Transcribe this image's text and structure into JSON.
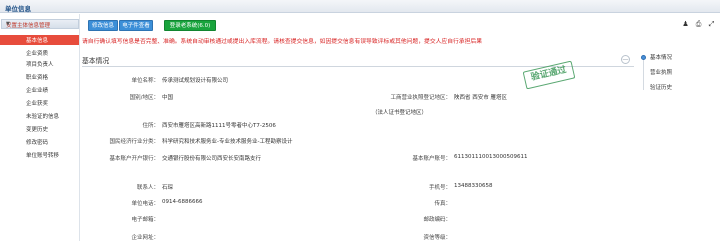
{
  "topbar": {
    "title": "单位信息"
  },
  "sidebar": {
    "group_label": "安置主体信息管理",
    "items": [
      {
        "label": "基本信息",
        "active": true
      },
      {
        "label": "企业资质",
        "active": false
      },
      {
        "label": "项目负责人",
        "active": false
      },
      {
        "label": "职业资格",
        "active": false
      },
      {
        "label": "企业业绩",
        "active": false
      },
      {
        "label": "企业获奖",
        "active": false
      },
      {
        "label": "未验证的信息",
        "active": false
      },
      {
        "label": "变更历史",
        "active": false
      },
      {
        "label": "修改密码",
        "active": false
      },
      {
        "label": "单位账号转移",
        "active": false
      }
    ]
  },
  "toolbar": {
    "edit_label": "修改信息",
    "eview_label": "电子件查看",
    "login_label": "登录老系统(6.0)"
  },
  "warning_text": "请自行确认填写信息是否完整、准确。系统自动审核通过或提出入库流程。请核查提交信息，如因提交信息有误导致评标或其他问题，提交人应自行承担后果",
  "section": {
    "title": "基本情况",
    "collapse_symbol": "—"
  },
  "stamp_text": "验证通过",
  "fields": {
    "unit_name": {
      "label": "单位名称：",
      "value": "传承测试规划设计有限公司"
    },
    "country": {
      "label": "国别/地区：",
      "value": "中国"
    },
    "reg_addr": {
      "label": "工商营业执照登记地区：",
      "value": "陕西省 西安市 雁塔区"
    },
    "reg_addr_note": {
      "value": "（法人证书登记地区）"
    },
    "address": {
      "label": "住所：",
      "value": "西安市雁塔区高新路1111号零者中心T7-2506"
    },
    "industry": {
      "label": "国民经济行业分类：",
      "value": "科学研究和技术服务业-专业技术服务业-工程勘察设计"
    },
    "bank": {
      "label": "基本账户开户银行：",
      "value": "交通银行股份有限公司西安长安南路支行"
    },
    "account": {
      "label": "基本账户账号：",
      "value": "611301110013000509611"
    },
    "contact": {
      "label": "联系人：",
      "value": "石琛"
    },
    "mobile": {
      "label": "手机号：",
      "value": "13488330658"
    },
    "phone": {
      "label": "单位电话：",
      "value": "0914-6886666"
    },
    "fax": {
      "label": "传真：",
      "value": ""
    },
    "email": {
      "label": "电子邮箱：",
      "value": ""
    },
    "postcode": {
      "label": "邮政编码：",
      "value": ""
    },
    "website": {
      "label": "企业网址：",
      "value": ""
    },
    "service": {
      "label": "资信等级：",
      "value": ""
    }
  },
  "right_nav": [
    {
      "label": "基本情况"
    },
    {
      "label": "营业执照"
    },
    {
      "label": "验证历史"
    }
  ],
  "colors": {
    "accent_red": "#e74c3c",
    "button_blue": "#3c8fd8",
    "button_green": "#19a43d",
    "stamp_green": "#3f9a5b"
  }
}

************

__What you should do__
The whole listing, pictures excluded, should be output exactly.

__Exercise response__
Transcribe this image's text and structure into JSON.
{
  "topbar": {
    "title": "单位信息"
  },
  "sidebar": {
    "group_label": "安置主体信息管理",
    "items": [
      {
        "label": "基本信息",
        "active": true
      },
      {
        "label": "企业资质",
        "active": false
      },
      {
        "label": "项目负责人",
        "active": false
      },
      {
        "label": "职业资格",
        "active": false
      },
      {
        "label": "企业业绩",
        "active": false
      },
      {
        "label": "企业获奖",
        "active": false
      },
      {
        "label": "未验证的信息",
        "active": false
      },
      {
        "label": "变更历史",
        "active": false
      },
      {
        "label": "修改密码",
        "active": false
      },
      {
        "label": "单位账号转移",
        "active": false
      }
    ]
  },
  "toolbar": {
    "edit_label": "修改信息",
    "eview_label": "电子件查看",
    "login_label": "登录老系统(6.0)"
  },
  "warning_text": "请自行确认填写信息是否完整、准确。系统自动审核通过或提出入库流程。请核查提交信息，如因提交信息有误导致评标或其他问题，提交人应自行承担后果",
  "section": {
    "title": "基本情况",
    "collapse_symbol": "—"
  },
  "stamp_text": "验证通过",
  "fields": {
    "unit_name": {
      "label": "单位名称：",
      "value": "传承测试规划设计有限公司"
    },
    "country": {
      "label": "国别/地区：",
      "value": "中国"
    },
    "reg_addr": {
      "label": "工商营业执照登记地区：",
      "value": "陕西省 西安市 雁塔区"
    },
    "reg_addr_note": {
      "value": "（法人证书登记地区）"
    },
    "address": {
      "label": "住所：",
      "value": "西安市雁塔区高新路1111号零者中心T7-2506"
    },
    "industry": {
      "label": "国民经济行业分类：",
      "value": "科学研究和技术服务业-专业技术服务业-工程勘察设计"
    },
    "bank": {
      "label": "基本账户开户银行：",
      "value": "交通银行股份有限公司西安长安南路支行"
    },
    "account": {
      "label": "基本账户账号：",
      "value": "611301110013000509611"
    },
    "contact": {
      "label": "联系人：",
      "value": "石琛"
    },
    "mobile": {
      "label": "手机号：",
      "value": "13488330658"
    },
    "phone": {
      "label": "单位电话：",
      "value": "0914-6886666"
    },
    "fax": {
      "label": "传真：",
      "value": ""
    },
    "email": {
      "label": "电子邮箱：",
      "value": ""
    },
    "postcode": {
      "label": "邮政编码：",
      "value": ""
    },
    "website": {
      "label": "企业网址：",
      "value": ""
    },
    "service": {
      "label": "资信等级：",
      "value": ""
    }
  },
  "right_nav": [
    {
      "label": "基本情况"
    },
    {
      "label": "营业执照"
    },
    {
      "label": "验证历史"
    }
  ],
  "colors": {
    "accent_red": "#e74c3c",
    "button_blue": "#3c8fd8",
    "button_green": "#19a43d",
    "stamp_green": "#3f9a5b"
  }
}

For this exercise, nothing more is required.